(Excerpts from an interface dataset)
+++
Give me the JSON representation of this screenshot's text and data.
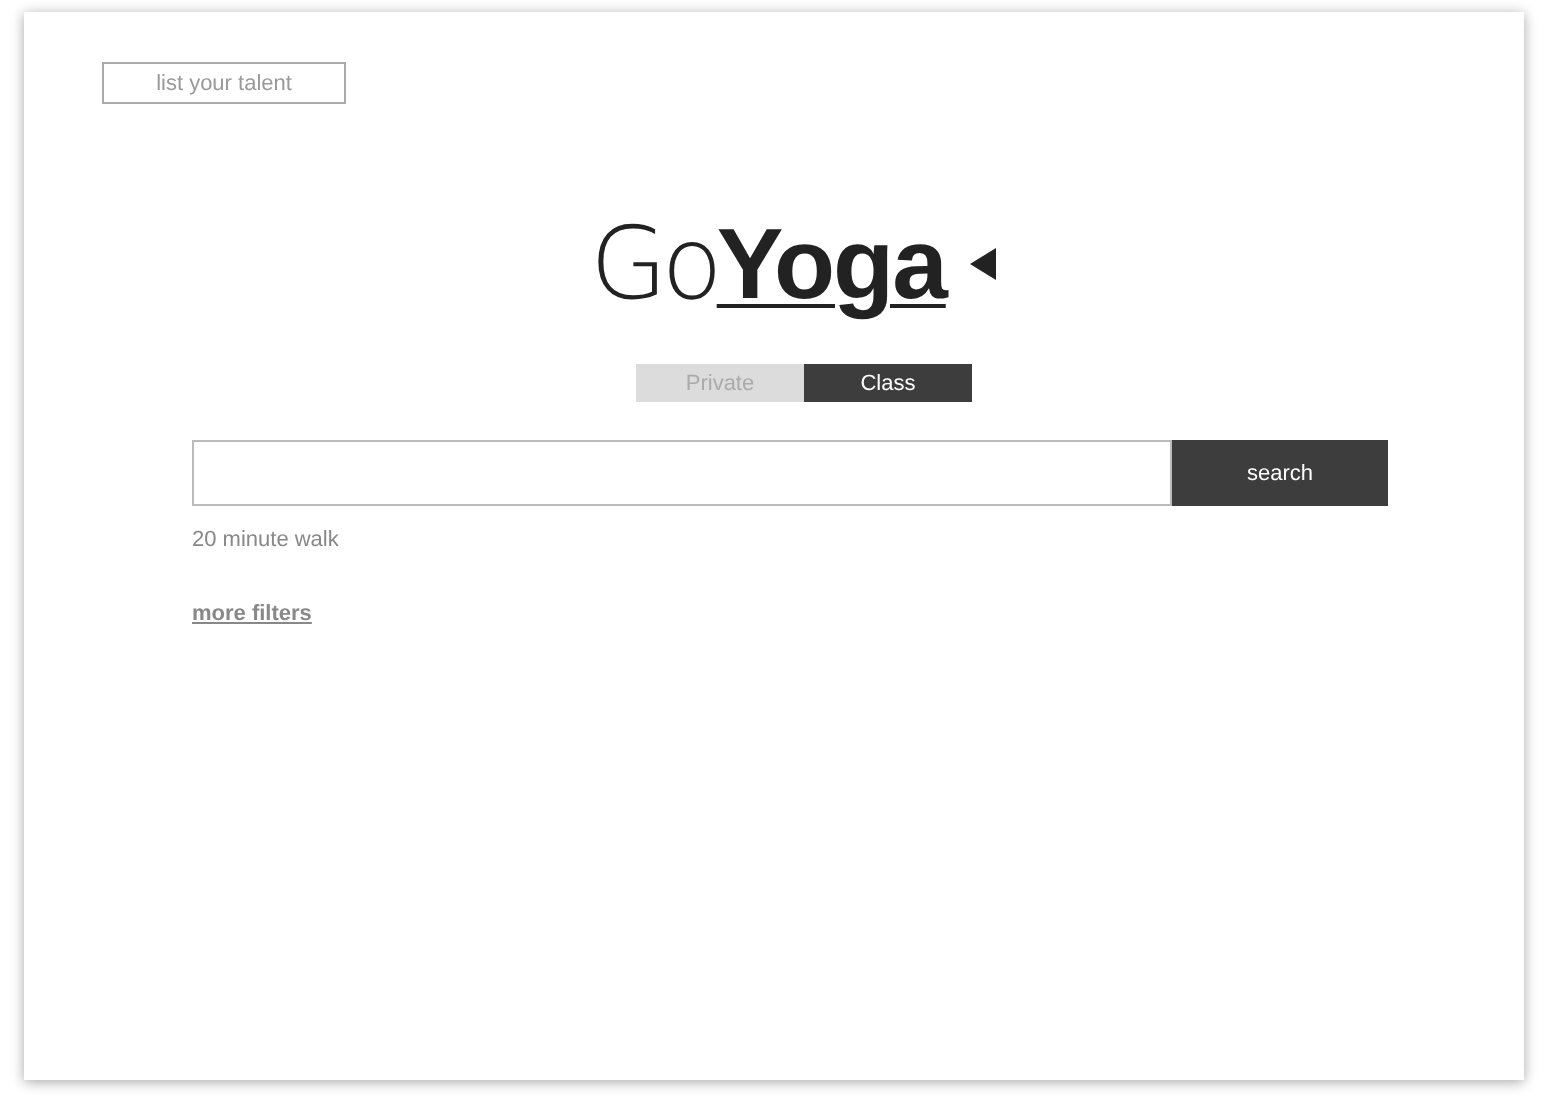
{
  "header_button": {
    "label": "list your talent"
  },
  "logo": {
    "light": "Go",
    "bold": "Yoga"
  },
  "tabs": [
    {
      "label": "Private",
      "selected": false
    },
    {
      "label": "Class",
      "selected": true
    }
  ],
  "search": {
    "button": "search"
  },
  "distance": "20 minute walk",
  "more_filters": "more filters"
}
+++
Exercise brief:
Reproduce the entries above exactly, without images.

Expected answer:
Give me the JSON representation of this screenshot's text and data.
{
  "header_button": {
    "label": "list your talent"
  },
  "logo": {
    "light": "Go",
    "bold": "Yoga"
  },
  "tabs": [
    {
      "label": "Private",
      "selected": false
    },
    {
      "label": "Class",
      "selected": true
    }
  ],
  "search": {
    "button": "search"
  },
  "distance": "20 minute walk",
  "more_filters": "more filters"
}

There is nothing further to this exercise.